According to the ARRL Letter, the grant money was used to buy a Fluke ii910 precision acoustic imager, which can pinpoint source of interference and produce photographic evidence. The ARES group also used its own funds to purchase a Radar Engineers 243 RFI Locator, and group members have been learning how to use them. Section Technical Specialist Chris Parker, AF6PX, says he believes ARESLAX now has RFI/EMI locating abilities that exceed those of area utility companies.

ARDC <www.ampr.org> is a foundation that supports technically innovative amateur radio and digital communications projects, as well as funding scholarships and related educational programs. 

Amateur Radio Stars in Young Actors Workshop Film

(Screen capture from "Night")
A group of aspiring actors and filmmakers in Oklahoma wanted to make a film about an imaginary technological disaster (starting when the sun doesn't come up one morning, and power, telephones, the internet and satellites are all down) in which amateur radio plays a starring role. 

The group from the Young Actors Workshop "Camp Hollywood" visited the Edmond Amateur Radio Society's 2021 Field Day operation, looking for someone with film or video experience who could serve as a technical advisor. According to the ARRL Letter, they found ARRL Oklahoma Section Manager (and Public Relations Committee member) Kevin O'Dell, N0IRW, who met those qualifications.
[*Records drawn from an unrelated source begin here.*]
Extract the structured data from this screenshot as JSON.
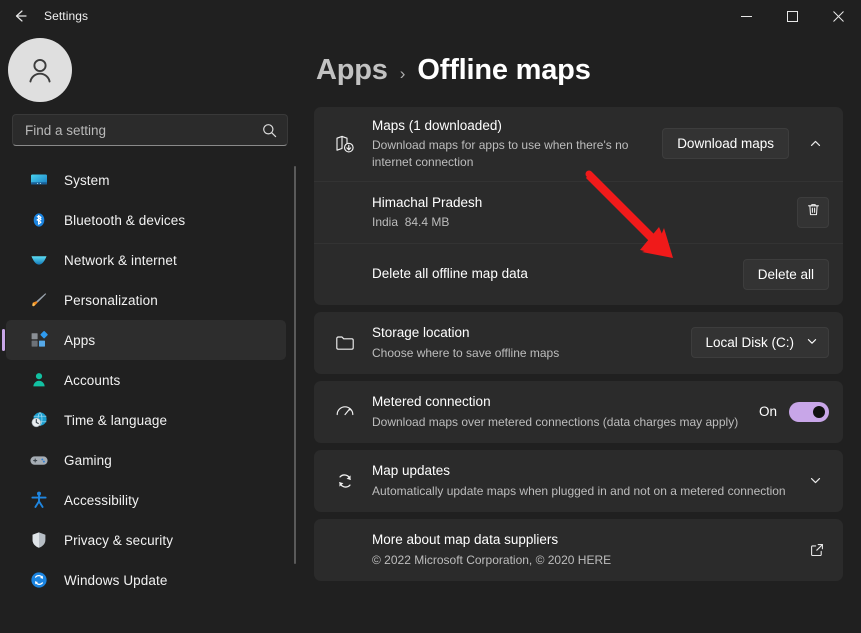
{
  "titlebar": {
    "back_label": "Back",
    "title": "Settings",
    "minimize_label": "Minimize",
    "maximize_label": "Maximize",
    "close_label": "Close"
  },
  "sidebar": {
    "avatar_name": "user-avatar",
    "search": {
      "placeholder": "Find a setting",
      "value": ""
    },
    "items": [
      {
        "label": "System",
        "icon": "monitor-icon",
        "selected": false
      },
      {
        "label": "Bluetooth & devices",
        "icon": "bluetooth-icon",
        "selected": false
      },
      {
        "label": "Network & internet",
        "icon": "wifi-icon",
        "selected": false
      },
      {
        "label": "Personalization",
        "icon": "paintbrush-icon",
        "selected": false
      },
      {
        "label": "Apps",
        "icon": "apps-icon",
        "selected": true
      },
      {
        "label": "Accounts",
        "icon": "person-icon",
        "selected": false
      },
      {
        "label": "Time & language",
        "icon": "clock-globe-icon",
        "selected": false
      },
      {
        "label": "Gaming",
        "icon": "gamepad-icon",
        "selected": false
      },
      {
        "label": "Accessibility",
        "icon": "accessibility-icon",
        "selected": false
      },
      {
        "label": "Privacy & security",
        "icon": "shield-icon",
        "selected": false
      },
      {
        "label": "Windows Update",
        "icon": "update-icon",
        "selected": false
      }
    ]
  },
  "breadcrumb": {
    "parent": "Apps",
    "separator": "›",
    "current": "Offline maps"
  },
  "main": {
    "maps_card": {
      "title": "Maps (1 downloaded)",
      "subtitle": "Download maps for apps to use when there's no internet connection",
      "download_button": "Download maps",
      "expand_state": "expanded",
      "downloaded_map": {
        "name": "Himachal Pradesh",
        "region": "India",
        "size": "84.4 MB",
        "delete_icon_label": "trash-icon"
      },
      "delete_all_row": {
        "label": "Delete all offline map data",
        "button": "Delete all"
      }
    },
    "storage_card": {
      "title": "Storage location",
      "subtitle": "Choose where to save offline maps",
      "selected_value": "Local Disk (C:)"
    },
    "metered_card": {
      "title": "Metered connection",
      "subtitle": "Download maps over metered connections (data charges may apply)",
      "toggle_state": "On"
    },
    "updates_card": {
      "title": "Map updates",
      "subtitle": "Automatically update maps when plugged in and not on a metered connection"
    },
    "suppliers_card": {
      "title": "More about map data suppliers",
      "subtitle": "© 2022 Microsoft Corporation, © 2020 HERE"
    }
  },
  "annotation": {
    "type": "arrow",
    "color": "#f01a1a",
    "points_to": "Delete all"
  },
  "colors": {
    "page_background": "#202020",
    "card_background": "#2b2b2b",
    "accent": "#c8a6e8",
    "annotation_red": "#f01a1a"
  }
}
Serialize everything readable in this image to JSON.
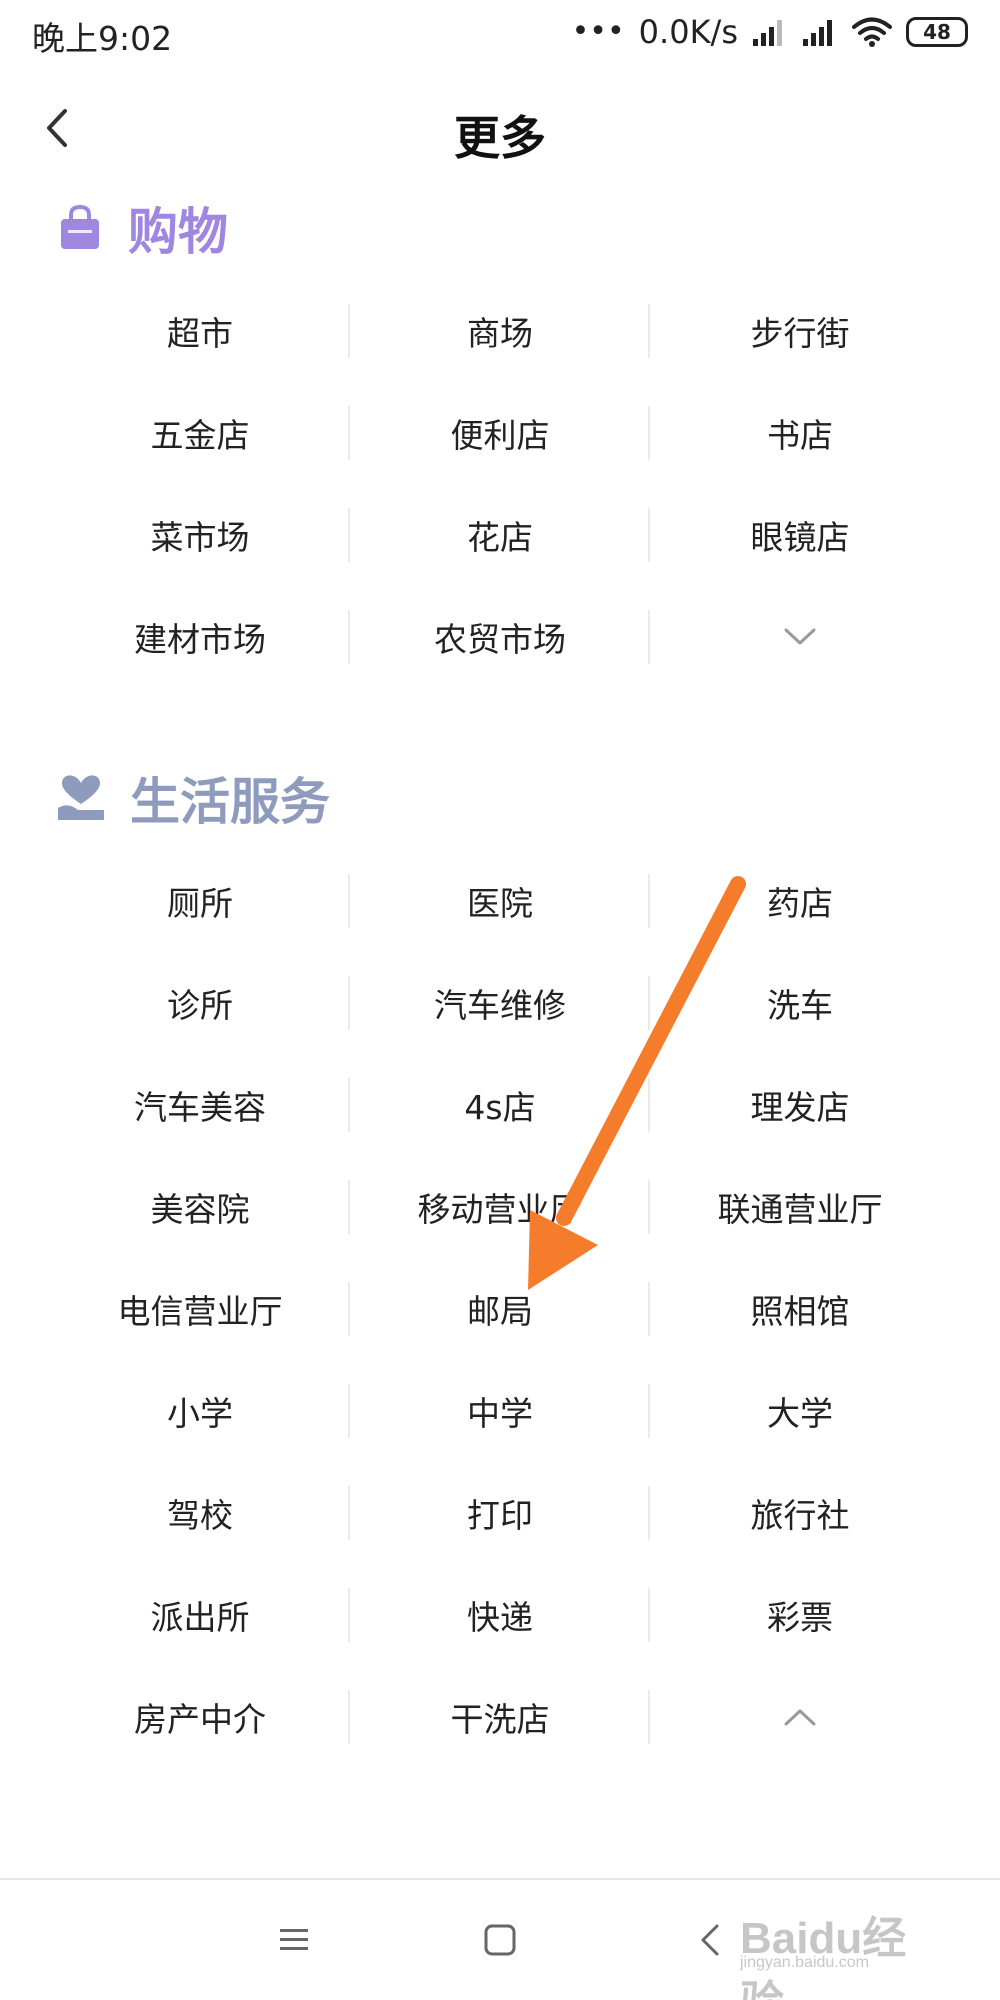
{
  "status_bar": {
    "time": "晚上9:02",
    "dots": "•••",
    "speed": "0.0K/s",
    "battery": "48"
  },
  "header": {
    "title": "更多",
    "back_icon": "chevron-left-icon"
  },
  "sections": [
    {
      "title": "购物",
      "icon": "shopping-bag-icon",
      "color": "#9f86e0",
      "rows": [
        [
          "超市",
          "商场",
          "步行街"
        ],
        [
          "五金店",
          "便利店",
          "书店"
        ],
        [
          "菜市场",
          "花店",
          "眼镜店"
        ],
        [
          "建材市场",
          "农贸市场",
          ""
        ]
      ],
      "expand_icon": "chevron-down-icon"
    },
    {
      "title": "生活服务",
      "icon": "heart-hand-icon",
      "color": "#8f9bbd",
      "rows": [
        [
          "厕所",
          "医院",
          "药店"
        ],
        [
          "诊所",
          "汽车维修",
          "洗车"
        ],
        [
          "汽车美容",
          "4s店",
          "理发店"
        ],
        [
          "美容院",
          "移动营业厅",
          "联通营业厅"
        ],
        [
          "电信营业厅",
          "邮局",
          "照相馆"
        ],
        [
          "小学",
          "中学",
          "大学"
        ],
        [
          "驾校",
          "打印",
          "旅行社"
        ],
        [
          "派出所",
          "快递",
          "彩票"
        ],
        [
          "房产中介",
          "干洗店",
          ""
        ]
      ],
      "collapse_icon": "chevron-up-icon"
    }
  ],
  "annotation": {
    "arrow_color": "#f57c2a"
  },
  "nav_bar": {
    "menu_icon": "menu-icon",
    "home_icon": "home-square-icon",
    "back_icon": "back-triangle-icon"
  },
  "watermark": {
    "text": "Baidu经验",
    "url": "jingyan.baidu.com"
  }
}
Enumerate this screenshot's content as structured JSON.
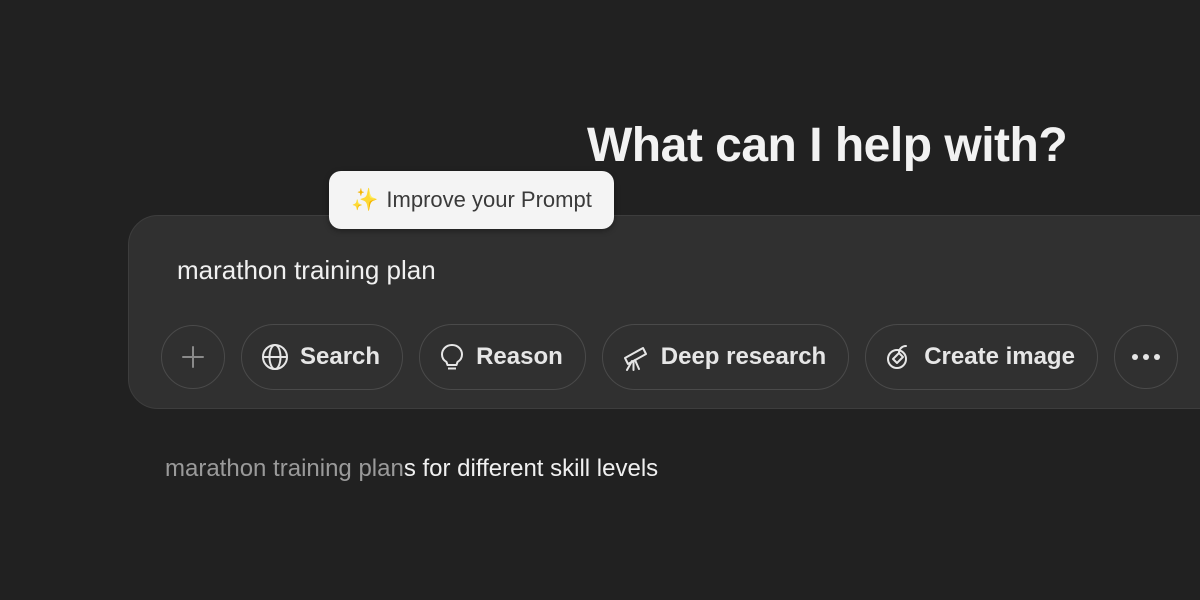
{
  "headline": "What can I help with?",
  "tooltip": {
    "icon": "sparkles-icon",
    "label": "Improve your Prompt"
  },
  "composer": {
    "input_value": "marathon training plan",
    "buttons": [
      {
        "icon": "plus-icon",
        "label": ""
      },
      {
        "icon": "globe-icon",
        "label": "Search"
      },
      {
        "icon": "lightbulb-icon",
        "label": "Reason"
      },
      {
        "icon": "telescope-icon",
        "label": "Deep research"
      },
      {
        "icon": "paint-brush-icon",
        "label": "Create image"
      },
      {
        "icon": "more-icon",
        "label": ""
      }
    ]
  },
  "suggestion": {
    "typed": "marathon training plan",
    "completion": "s for different skill levels"
  }
}
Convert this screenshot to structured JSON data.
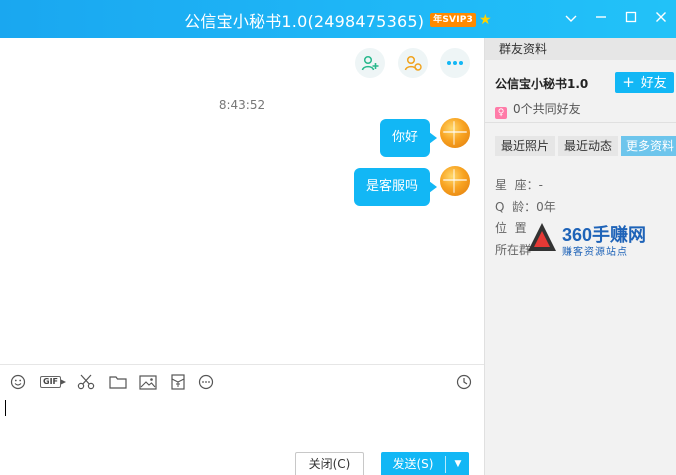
{
  "window": {
    "title": "公信宝小秘书1.0(2498475365)",
    "svip_badge": "年SVIP3",
    "controls": [
      "chevron-down",
      "minimize",
      "maximize",
      "close"
    ]
  },
  "chat": {
    "timestamp": "8:43:52",
    "messages": [
      {
        "text": "你好",
        "from": "self"
      },
      {
        "text": "是客服吗",
        "from": "self"
      }
    ],
    "top_actions": [
      "add-friend-icon",
      "add-group-icon",
      "more-icon"
    ]
  },
  "toolbar": {
    "items": [
      "emoji-icon",
      "gif-icon",
      "scissors-icon",
      "folder-icon",
      "image-icon",
      "red-packet-icon",
      "more-icon",
      "history-clock-icon"
    ],
    "gif_label": "GIF"
  },
  "buttons": {
    "close_label": "关闭(C)",
    "send_label": "发送(S)"
  },
  "sidebar": {
    "header": "群友资料",
    "name": "公信宝小秘书1.0",
    "add_friend_label": "好友",
    "common_friends": "0个共同好友",
    "tabs": [
      "最近照片",
      "最近动态",
      "更多资料"
    ],
    "active_tab": "更多资料",
    "info": [
      {
        "label": "星  座：",
        "value": "-"
      },
      {
        "label": "Q  龄：",
        "value": "0年"
      },
      {
        "label": "位  置",
        "value": ""
      },
      {
        "label": "所在群",
        "value": ""
      }
    ]
  },
  "watermark": {
    "title": "360手赚网",
    "subtitle": "赚客资源站点"
  },
  "colors": {
    "title_bar": "#1fb8f7",
    "bubble": "#12b7f5",
    "sidebar_bg": "#f2f2f2"
  }
}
He not only consulted on the script and helped assemble radios and props, but ended up in the film as the voice on the radio who responds to the young actors.

Their short feature film, NIGHT, runs 34 minutes and may be viewed on YouTube at <www.youtube.com/watch?v=Kf1Q4tS32Ww>.